“The current short-term funding proposal includes a 1-year extension of the Farm Bill (no reform), status quo policies, and status quo funding levels. Disappointing is as polite as I can muster. I will be voting NO. Hopefully, the consensus will result in a more reasonable bill,” Davidson wrote on X.
Other bills on the floor
Aside from the stopgap, the House is planning to debate the fiscal 2024 Labor-Health and Human Services bill, which would cut the Mine Safety and Health Administration from almost $390 million to $325 million. The bill would also scrap an HHS climate program.
Also on the floor this week will be the Commerce-Justice-Science bill, which would target climate initiatives and slash NOAA by almost $1 billion.
House Majority Leader Steve Scalise’s (R-La.) calendar for the week includes consideration of the Transportation-Housing and Urban Development bill.
Leaders pulled that and the Financial Services-General Government Bill last week because they lacked the votes to pass. It’s unclear whether leaders have resolved concerns about T-HUD’s deep cuts to Amtrak.

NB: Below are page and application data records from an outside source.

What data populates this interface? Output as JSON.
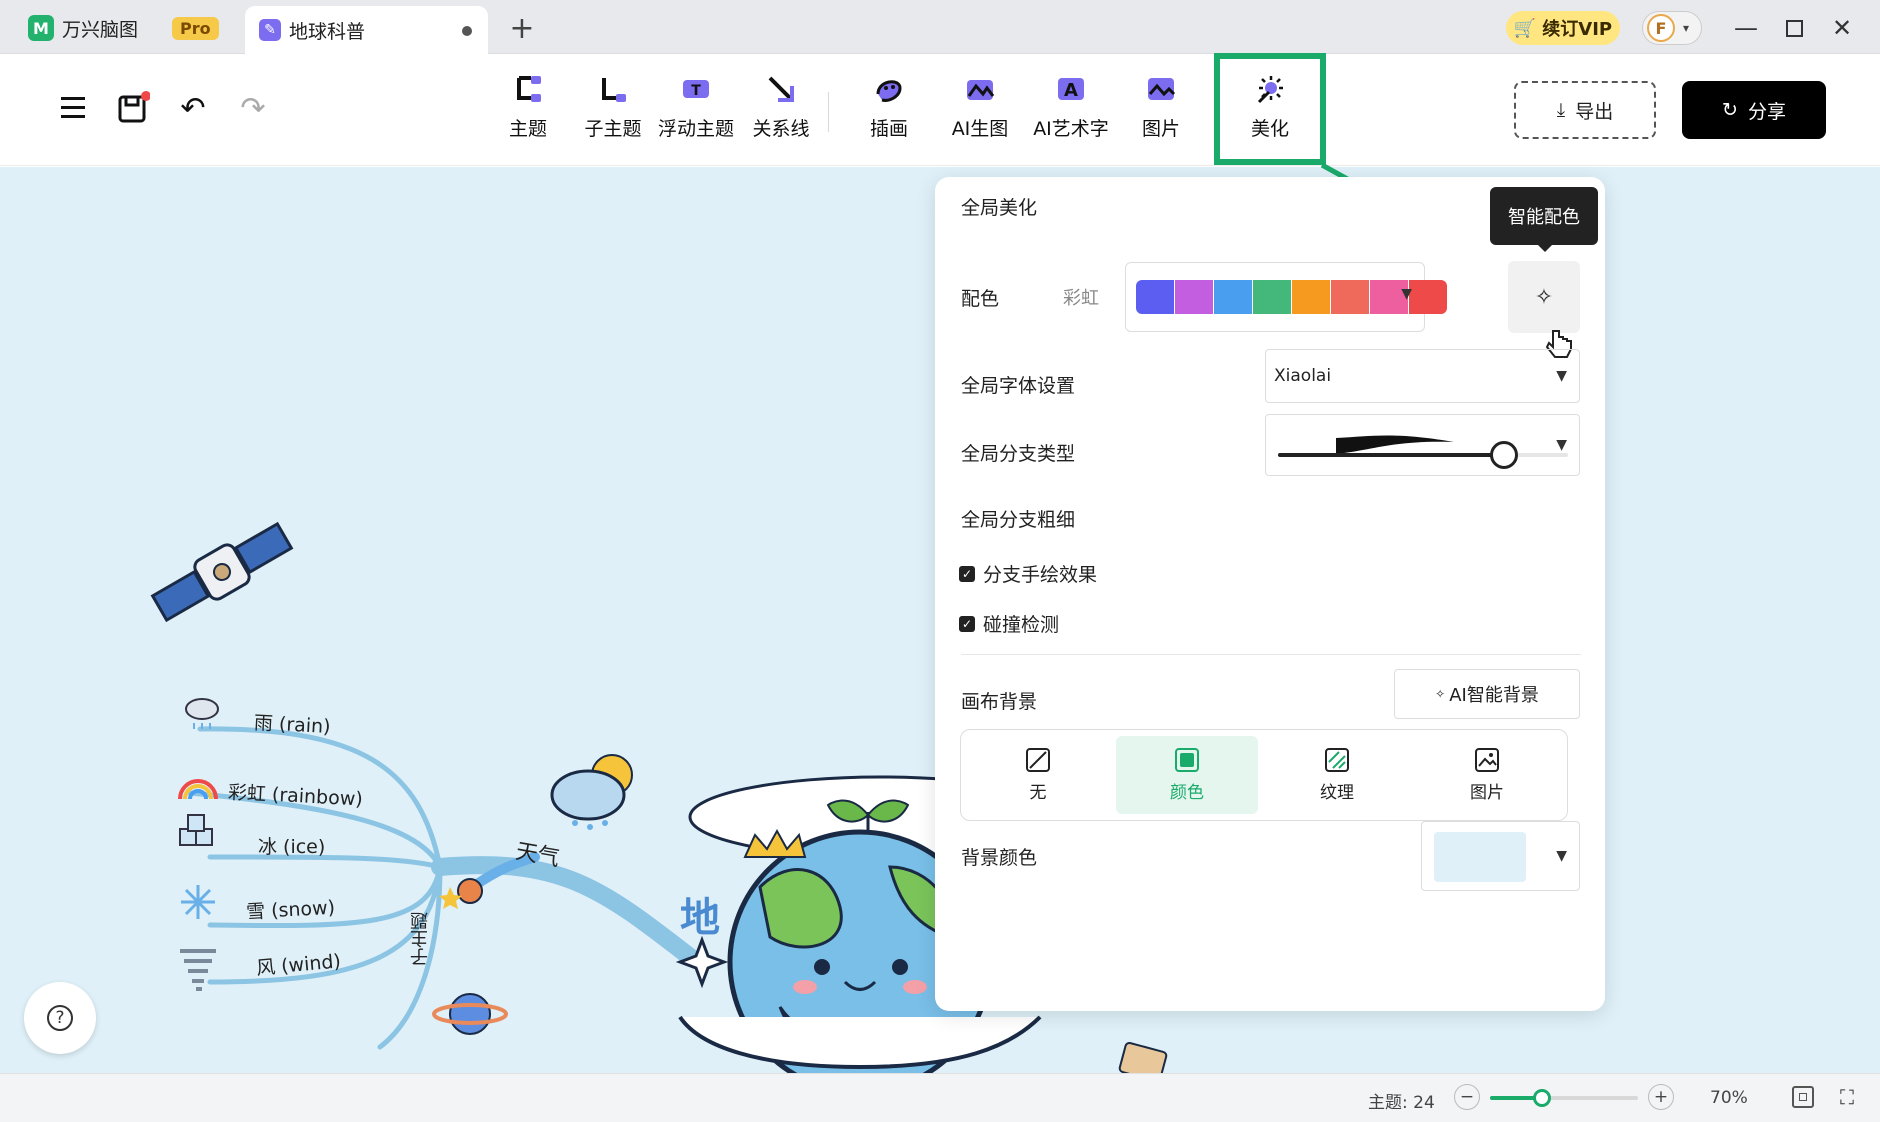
{
  "titlebar": {
    "app_name": "万兴脑图",
    "app_logo": "M",
    "pro_badge": "Pro",
    "doc_tab": "地球科普",
    "vip_label": "续订VIP",
    "avatar_letter": "F"
  },
  "toolbar": {
    "tools": [
      {
        "label": "主题",
        "icon": "topic-icon"
      },
      {
        "label": "子主题",
        "icon": "subtopic-icon"
      },
      {
        "label": "浮动主题",
        "icon": "floating-topic-icon"
      },
      {
        "label": "关系线",
        "icon": "relation-line-icon"
      },
      {
        "label": "插画",
        "icon": "illustration-icon"
      },
      {
        "label": "AI生图",
        "icon": "ai-image-icon"
      },
      {
        "label": "AI艺术字",
        "icon": "ai-art-text-icon"
      },
      {
        "label": "图片",
        "icon": "picture-icon"
      },
      {
        "label": "美化",
        "icon": "beautify-icon"
      }
    ],
    "export_label": "导出",
    "share_label": "分享"
  },
  "canvas": {
    "background_color": "#dff0f8",
    "branches": [
      {
        "label": "雨 (rain)"
      },
      {
        "label": "彩虹 (rainbow)"
      },
      {
        "label": "冰 (ice)"
      },
      {
        "label": "雪 (snow)"
      },
      {
        "label": "风 (wind)"
      }
    ],
    "branch_group": "天气",
    "vertical_subtopic": "子主题",
    "partial_title": "地"
  },
  "panel": {
    "title": "全局美化",
    "color_scheme": {
      "label": "配色",
      "name": "彩虹",
      "colors": [
        "#5b5ef0",
        "#c45ee0",
        "#4a9ef0",
        "#43b87a",
        "#f59a1e",
        "#ef6a5a",
        "#ee5fa0",
        "#ee4a4a"
      ],
      "tooltip": "智能配色"
    },
    "font": {
      "label": "全局字体设置",
      "value": "Xiaolai"
    },
    "branch_type": {
      "label": "全局分支类型"
    },
    "branch_width": {
      "label": "全局分支粗细",
      "level": 0.78
    },
    "hand_drawn": {
      "label": "分支手绘效果",
      "checked": true
    },
    "collision": {
      "label": "碰撞检测",
      "checked": true
    },
    "canvas_bg": {
      "label": "画布背景",
      "ai_button": "AI智能背景",
      "options": [
        {
          "label": "无"
        },
        {
          "label": "颜色"
        },
        {
          "label": "纹理"
        },
        {
          "label": "图片"
        }
      ],
      "active_option": "颜色"
    },
    "bg_color": {
      "label": "背景颜色",
      "value": "#dff0f8"
    }
  },
  "statusbar": {
    "topic_count": "主题: 24",
    "zoom_level": "70%",
    "zoom_slider_level": 0.35
  },
  "colors": {
    "accent": "#1aaa6a",
    "branch": "#8cc4e4"
  }
}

“I’m starting to ask myself if they really are a party or just a set of factions,” Democratic appropriator Marcy Kaptur of Ohio said last week of the Republicans’ struggles with fiscal 2024 bills.
“This is very damaging to the republic, and those responsible should not be paid. … This has gone on for so long, and it disrupts the country, and it disrupts every department of the federal government,” she added.
Schedule: The Rules hearing on the CR and the Labor-Health and Human Services bill is Monday, Nov. 13, at 4 p.m. in H-313 Capitol and via webcast.
Schedule: The Rules hearing on the Commerce-Justice-Science bill is Tuesday, Nov. 14, at 2 p.m. in H-313 Capitol and via webcast.
Reporters Kelsey Brugger, Andres Picon and Nidhi Prakash contributed.